◆ **Work to be completed**: For the material that follows, list every line containing the word "Register".

◆ **Recorded data**:

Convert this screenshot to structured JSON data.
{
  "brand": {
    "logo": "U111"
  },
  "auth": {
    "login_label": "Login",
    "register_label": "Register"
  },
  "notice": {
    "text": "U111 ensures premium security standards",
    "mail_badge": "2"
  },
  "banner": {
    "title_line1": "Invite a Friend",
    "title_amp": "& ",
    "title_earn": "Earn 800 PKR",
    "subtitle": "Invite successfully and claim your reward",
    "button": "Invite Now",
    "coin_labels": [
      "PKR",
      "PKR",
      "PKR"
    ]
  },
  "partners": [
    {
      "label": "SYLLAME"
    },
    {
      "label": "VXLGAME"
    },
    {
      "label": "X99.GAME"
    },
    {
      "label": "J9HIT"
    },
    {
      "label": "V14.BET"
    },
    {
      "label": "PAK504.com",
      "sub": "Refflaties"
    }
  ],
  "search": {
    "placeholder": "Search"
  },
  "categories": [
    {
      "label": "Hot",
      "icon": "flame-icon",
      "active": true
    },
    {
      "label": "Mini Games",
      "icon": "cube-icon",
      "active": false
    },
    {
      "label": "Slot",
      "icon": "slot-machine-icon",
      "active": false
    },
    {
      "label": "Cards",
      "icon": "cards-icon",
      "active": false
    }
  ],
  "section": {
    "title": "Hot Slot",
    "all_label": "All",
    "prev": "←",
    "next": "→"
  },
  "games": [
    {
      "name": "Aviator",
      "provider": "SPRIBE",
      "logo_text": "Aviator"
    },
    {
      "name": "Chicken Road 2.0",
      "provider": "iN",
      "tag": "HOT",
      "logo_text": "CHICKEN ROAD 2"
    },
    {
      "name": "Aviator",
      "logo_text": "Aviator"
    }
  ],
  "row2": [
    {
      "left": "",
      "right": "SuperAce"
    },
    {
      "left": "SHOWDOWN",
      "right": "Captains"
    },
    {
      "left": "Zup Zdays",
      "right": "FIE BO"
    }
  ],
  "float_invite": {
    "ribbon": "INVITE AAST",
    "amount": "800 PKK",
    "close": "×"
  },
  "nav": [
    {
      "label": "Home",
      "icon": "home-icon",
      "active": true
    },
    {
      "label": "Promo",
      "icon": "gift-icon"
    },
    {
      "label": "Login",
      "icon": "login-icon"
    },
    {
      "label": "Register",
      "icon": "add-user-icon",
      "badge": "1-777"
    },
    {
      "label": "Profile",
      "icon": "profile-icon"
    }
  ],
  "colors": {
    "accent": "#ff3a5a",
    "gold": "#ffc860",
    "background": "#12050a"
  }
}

◆ **Exercise output**:
    "register_label": "Register"
      "label": "Register",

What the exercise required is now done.